While you may know March 14 as pi day (3.14) and May 4 as Star Wars day (May the fourth), today is of even greater consequence. August 11 – or 8-11 – is a day dedicated to safe digging known as 811 Day.
Why does safe digging matter? Because every year half a million incidents occur, costing an annual $30 billion loss the economy. From backyard patio builds to tree planting to major construction projects, everyday digging puts power lines, pipelines, cables, and wires at risk – and that puts people at risk too!
811 Day is a nationwide awareness day promoted by utilities, excavators, locators, and researchers. It all began back in 1998 when Congress required each state to develop a One-Call system with a centralized number to call in advance of digging in that state. Then in 2002 Congress passed the Pipeline Safety Improvement Act and called upon the federal government to create a three-digit toll free phone number to unify the One-Call center numbers individuals can call before breaking ground on a digging project. That was important because there were over 71 One-Call centers with their own 10-digit phone numbers, making it confusing and taxing to notify the right people before breaking ground. Many people did not know to call at all, and others chose not to.
Learn more about One-Call centers.
From there, the Federal Communication Commission (FCC) designated 811 as the nationwide phone number. The FCC had three N11 numbers to choose from (411, 611, and 811) as 211, 311, 511, 711, and 911 were already set for other purposes. In its March 10, 2005 designation, the FCC required that the phone number 8-1-1 be implemented within two years of its recording in the Federal Register.

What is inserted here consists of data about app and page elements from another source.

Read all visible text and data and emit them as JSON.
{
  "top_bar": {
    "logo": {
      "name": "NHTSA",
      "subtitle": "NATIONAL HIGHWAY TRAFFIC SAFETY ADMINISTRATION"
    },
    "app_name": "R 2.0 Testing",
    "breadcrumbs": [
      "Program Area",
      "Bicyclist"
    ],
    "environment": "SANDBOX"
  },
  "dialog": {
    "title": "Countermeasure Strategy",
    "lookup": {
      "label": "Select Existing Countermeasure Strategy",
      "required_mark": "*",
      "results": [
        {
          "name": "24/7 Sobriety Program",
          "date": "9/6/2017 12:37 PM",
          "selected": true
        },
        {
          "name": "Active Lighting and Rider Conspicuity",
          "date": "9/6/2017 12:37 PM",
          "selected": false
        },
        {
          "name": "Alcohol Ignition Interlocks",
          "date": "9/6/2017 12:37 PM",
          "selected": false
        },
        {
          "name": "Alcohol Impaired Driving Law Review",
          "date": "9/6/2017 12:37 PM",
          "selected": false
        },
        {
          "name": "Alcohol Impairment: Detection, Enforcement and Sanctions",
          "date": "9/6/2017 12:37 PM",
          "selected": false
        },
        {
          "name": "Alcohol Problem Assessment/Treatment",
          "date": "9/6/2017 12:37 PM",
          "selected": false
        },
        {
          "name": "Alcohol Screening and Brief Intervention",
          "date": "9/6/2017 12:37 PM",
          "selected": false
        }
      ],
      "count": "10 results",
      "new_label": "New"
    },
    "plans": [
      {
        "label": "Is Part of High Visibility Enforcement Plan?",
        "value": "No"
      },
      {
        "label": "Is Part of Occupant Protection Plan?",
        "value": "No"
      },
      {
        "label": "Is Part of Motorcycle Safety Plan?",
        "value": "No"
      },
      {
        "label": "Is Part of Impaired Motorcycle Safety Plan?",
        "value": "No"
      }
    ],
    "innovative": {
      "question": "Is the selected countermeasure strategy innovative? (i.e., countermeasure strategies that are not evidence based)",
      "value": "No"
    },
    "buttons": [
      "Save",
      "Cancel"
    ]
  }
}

In accordance with these previous actions, 811 took full effect in 2007. Today, anyone anywhere within the U.S. (and Canada) can call -or click – 811 and be connected with their state or regional One-Call center. This is an essential first step for safe digging.
Once a homeowner or excavator calls 811, they can provide advanced notice that they intend to dig. The call center sends a notification to each of the utility companies in the area (e.g. water, sewage, natural gas, electric, cable, internet, etc). Without being able to see these underground utilities, an excavator could easily break into a pipeline and cause a dangerous gas leak or disconnect the home or neighborhood electricity or Internet. That is why the utility operators send out locators to find and spray paint the dig site.
If you’ve ever seen flags or spray paint on the grass, side walk, road, or anywhere else, that is only possible because of 811. These markings allow homeowners or excavators a chance to see the subsurface infrastructure that is powering modern life below their feet and safely avoid them when digging.
Nationally, over 22 percent of excavation damage incidents occur because no one called 811. More critically, damage to underground utilities is highest in the summer, meaning that right now in August, many excavators are hitting pipes, cables, and wires.
So if you plan to dig in your yard this week, next month, or in a year, make sure to call 811 before starting the project. It may just save your life.
Written by Benjamin Dierker, Director of Public Policy
The Alliance for Innovation and Infrastructure (Aii) is an independent, national research and educational organization. An innovative think tank, Aii explores the intersection of economics, law, and public policy in the areas of climate, damage prevention, energy, infrastructure, innovation, technology, and transportation.